With Zimbabwe due to hold elections in March, Kenya before the end of 2002, and Nigeria early in 2003, the danger is great that repression, manipulation, and other tensions leading up to elections could provoke escalated conflict. This would have enormous consequences not only for the countries themselves but also for their regions within the continent, and for Africa’s efforts to address continent-wide problems.
Europe and the United States are stepping up pressure on Zimbabwe President Robert Mugabe to allow free elections and reduce violence, but Zimbabweans themselves and their neighbors in southern Africa will be the ones who will largely determine what happens and who will bear the brunt of further deterioration in that country. So far, Mugabe shows little sign of heeding calls for restraint from any quarter.
In Nigeria, internal violence due to multiple causes is rising in this pre-election year. Instead of promoting security, the Nigerian military has contributed its own share of violence against civilians. Many question the capacity of President Olusegun Obasanjo’s government to maintain stability and deliver on the promises of democracy. Kenyans meanwhile fear a repetition of the last elections in 1997, when government-instigated violence and opposition disunity helped return incumbent President Daniel arap Moi to power.
Pro-democracy activists in these three countries and around the continent are profoundly skeptical of political elites as a substitute for democracy offer nationalist rhetoric, managed elections, and violence against opponents. But they are also skeptical of outside powers which have been inconsistent in their support for democracy and conflict resolution. To cite only a few examples, Western critiques in 2001 were almost inaudible with respect to the lack of democracy in Egypt (Washington’s favored aid partner) Sudan (being wooed as an oil-producer and security ally), and Zambia (with an election widely regarded as fraudulent).

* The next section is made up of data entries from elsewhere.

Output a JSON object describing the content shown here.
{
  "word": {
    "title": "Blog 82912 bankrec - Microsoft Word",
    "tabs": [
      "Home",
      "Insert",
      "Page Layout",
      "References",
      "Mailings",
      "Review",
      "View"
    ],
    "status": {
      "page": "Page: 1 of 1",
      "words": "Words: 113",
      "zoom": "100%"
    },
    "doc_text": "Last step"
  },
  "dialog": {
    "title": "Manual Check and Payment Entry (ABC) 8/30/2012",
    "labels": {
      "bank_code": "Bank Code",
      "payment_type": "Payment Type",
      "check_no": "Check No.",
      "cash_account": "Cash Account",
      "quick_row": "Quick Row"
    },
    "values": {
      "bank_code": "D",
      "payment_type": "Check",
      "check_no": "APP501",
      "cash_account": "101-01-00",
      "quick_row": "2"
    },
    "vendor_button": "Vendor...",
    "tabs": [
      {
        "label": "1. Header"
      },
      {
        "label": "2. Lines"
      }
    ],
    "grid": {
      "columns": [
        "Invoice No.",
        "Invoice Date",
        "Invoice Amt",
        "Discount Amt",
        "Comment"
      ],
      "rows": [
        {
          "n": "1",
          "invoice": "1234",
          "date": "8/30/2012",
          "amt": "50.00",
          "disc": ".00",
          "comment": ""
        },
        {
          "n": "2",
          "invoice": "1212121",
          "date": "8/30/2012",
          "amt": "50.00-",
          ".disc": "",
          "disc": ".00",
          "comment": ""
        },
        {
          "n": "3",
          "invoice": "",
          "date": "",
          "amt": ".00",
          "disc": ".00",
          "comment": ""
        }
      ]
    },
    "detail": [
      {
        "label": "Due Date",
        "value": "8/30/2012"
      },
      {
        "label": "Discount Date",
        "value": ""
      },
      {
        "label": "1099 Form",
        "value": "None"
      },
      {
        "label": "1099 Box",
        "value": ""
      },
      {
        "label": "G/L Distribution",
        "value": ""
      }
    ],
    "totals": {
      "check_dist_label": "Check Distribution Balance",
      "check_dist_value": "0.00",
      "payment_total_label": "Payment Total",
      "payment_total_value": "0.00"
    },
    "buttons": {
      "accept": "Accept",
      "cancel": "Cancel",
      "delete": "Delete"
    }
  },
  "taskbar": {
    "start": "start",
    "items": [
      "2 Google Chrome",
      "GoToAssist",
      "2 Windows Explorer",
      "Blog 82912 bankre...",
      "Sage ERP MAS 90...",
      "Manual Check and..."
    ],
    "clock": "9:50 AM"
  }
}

In 2002, there are multiple threats to human security in Africa. To meet those threats, Africans and others must collaborate in a broad vision to prove that another Africa in a different world order is possible. Fortunately, there are hints of greater awareness by some among world elites of the threats to our common humanity. But the narrow visions of free-market fundamentalism and militaristic counterterrorism still hold sway among global policymakers.
The advances in the AIDS debate in 2001 demonstrated that small steps can lead policy in strategic new directions. In 2002, the challenge will be to continue the strategic advances.